Electrostatic and HEPA Air Purifiers are two technologies that appear similar; however, they have major differences in their technology and particle removal. Electrostatic Air Purifiers work with static electricity to charge particles inside the air purifier. As a result, the charged particles stick to the sides of the internal filtration system and are removed from your indoor air. Unlike HEPA Air Purifiers, Electrostatic Air Purifiers do not use filters. Instead, owners are instructed to rinse out the internal filtration system every four to six weeks. HEPA Air Purifiers, like all Alen Air Purifiers, use HEPA style filtration to capture and remove particles from your indoor air.
After six to eight months of regular use, it is recommended to replace your HEPA Air Purifiers' filters for optimal air quality. By replacing your filters, you dispose of the particles, remove them from your home and improve the performance of your HEPA Air Purifier. As a comparison, Electrostatic Air Purifiers may appear to provide a benefit of never having to replace filters. However, the minute particles begin collecting in the filtration system, the air purifier's efficiency begins to decrease. Cleaning these particles can be quite complicated, as it requires taking apart the internal filtration system and sometimes using specified cleaning fluids for best results. In addition, you must wait until the system is completely dry to return it to the air purifier, which may take some time. Ensuring the performance of HEPA Air Purifiers requires little time investment as you simply replace the old filter.
HEPA Air Purifiers and Electrostatic Air Purifiers also vary in their first-pass efficiency rate. By definition, this is the amount of particles captured by the air purifier during the first air exchange. To understand this, think of dusting your home. When you remove a large amount of dust with your first swipe of a duster, you are removing dust faster and more efficiently. This is the same as a first-pass efficiency rate. It is simply the rate of mold, dust, dander, pollen, etc. removed during the air's first pass through HEPA Air Purifiers' or Electrostatic Air Purifiers' filtration system.

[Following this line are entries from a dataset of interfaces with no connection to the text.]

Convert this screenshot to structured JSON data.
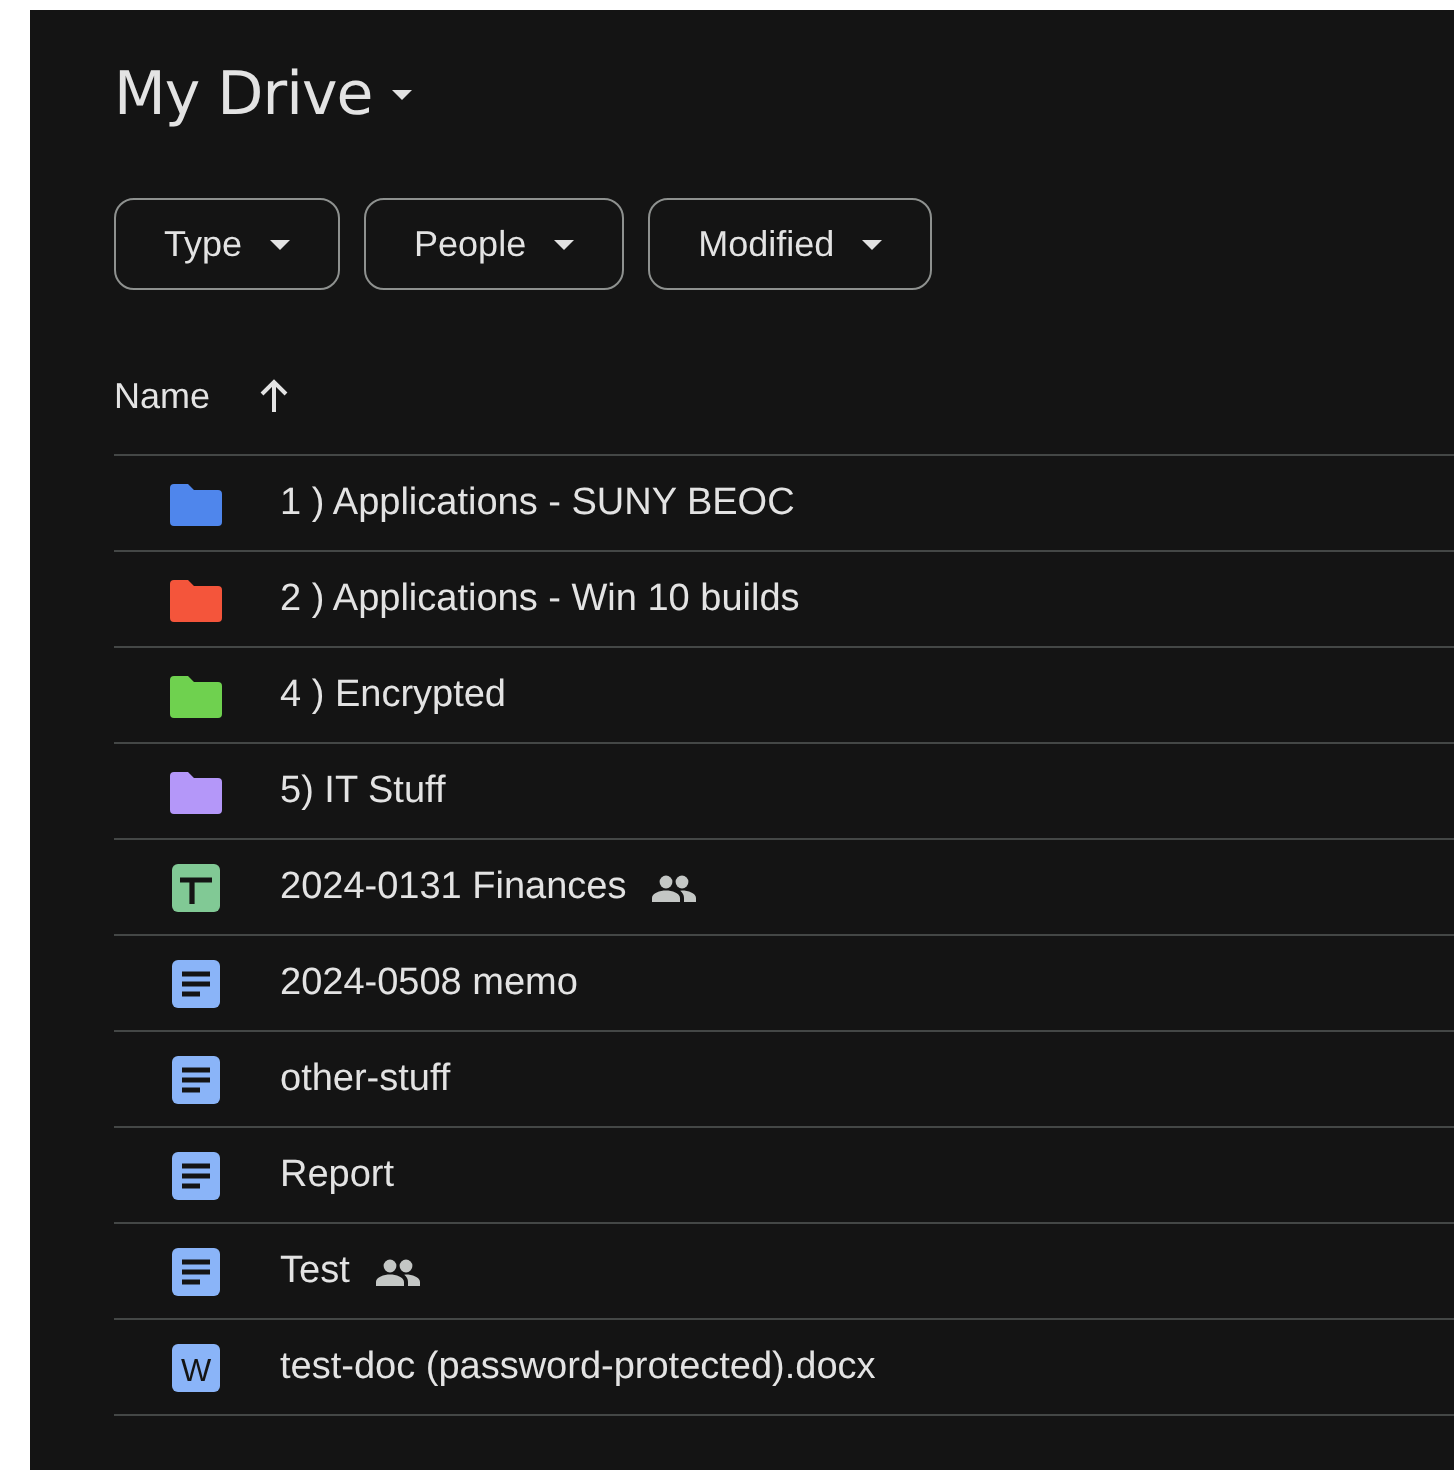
{
  "title": "My Drive",
  "filters": [
    {
      "label": "Type"
    },
    {
      "label": "People"
    },
    {
      "label": "Modified"
    }
  ],
  "table": {
    "columns": [
      {
        "label": "Name",
        "sort_ascending": true
      }
    ],
    "rows": [
      {
        "name": "1 ) Applications - SUNY BEOC",
        "kind": "folder",
        "color": "#4f86ec",
        "shared": false
      },
      {
        "name": "2 ) Applications - Win 10 builds",
        "kind": "folder",
        "color": "#f4553b",
        "shared": false
      },
      {
        "name": "4 ) Encrypted",
        "kind": "folder",
        "color": "#6fd14f",
        "shared": false
      },
      {
        "name": "5) IT Stuff",
        "kind": "folder",
        "color": "#b497f9",
        "shared": false
      },
      {
        "name": "2024-0131 Finances",
        "kind": "sheet",
        "shared": true
      },
      {
        "name": "2024-0508 memo",
        "kind": "doc",
        "shared": false
      },
      {
        "name": "other-stuff",
        "kind": "doc",
        "shared": false
      },
      {
        "name": "Report",
        "kind": "doc",
        "shared": false
      },
      {
        "name": "Test",
        "kind": "doc",
        "shared": true
      },
      {
        "name": "test-doc (password-protected).docx",
        "kind": "word",
        "badge": "W",
        "shared": false
      }
    ]
  }
}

HEPA Air Purifiers typically have an 87-99 percent first-pass efficiency rate, meaning HEPA Air Purifiers catch more particles faster. Electrostatic Air Purifiers have a 60-80 percent first-pass efficiency rate and require a longer amount of time to improve your indoor air quality. In addition, Electrostatic Air Purifiers must be run at a lower speed to be most effective. Meaning, if air passes through too quickly, particles will not be charged and removed by the air purifier. HEPA Air Purifiers may be run at any level and still catch 87-99 percent of airborne particles within the first air exchange.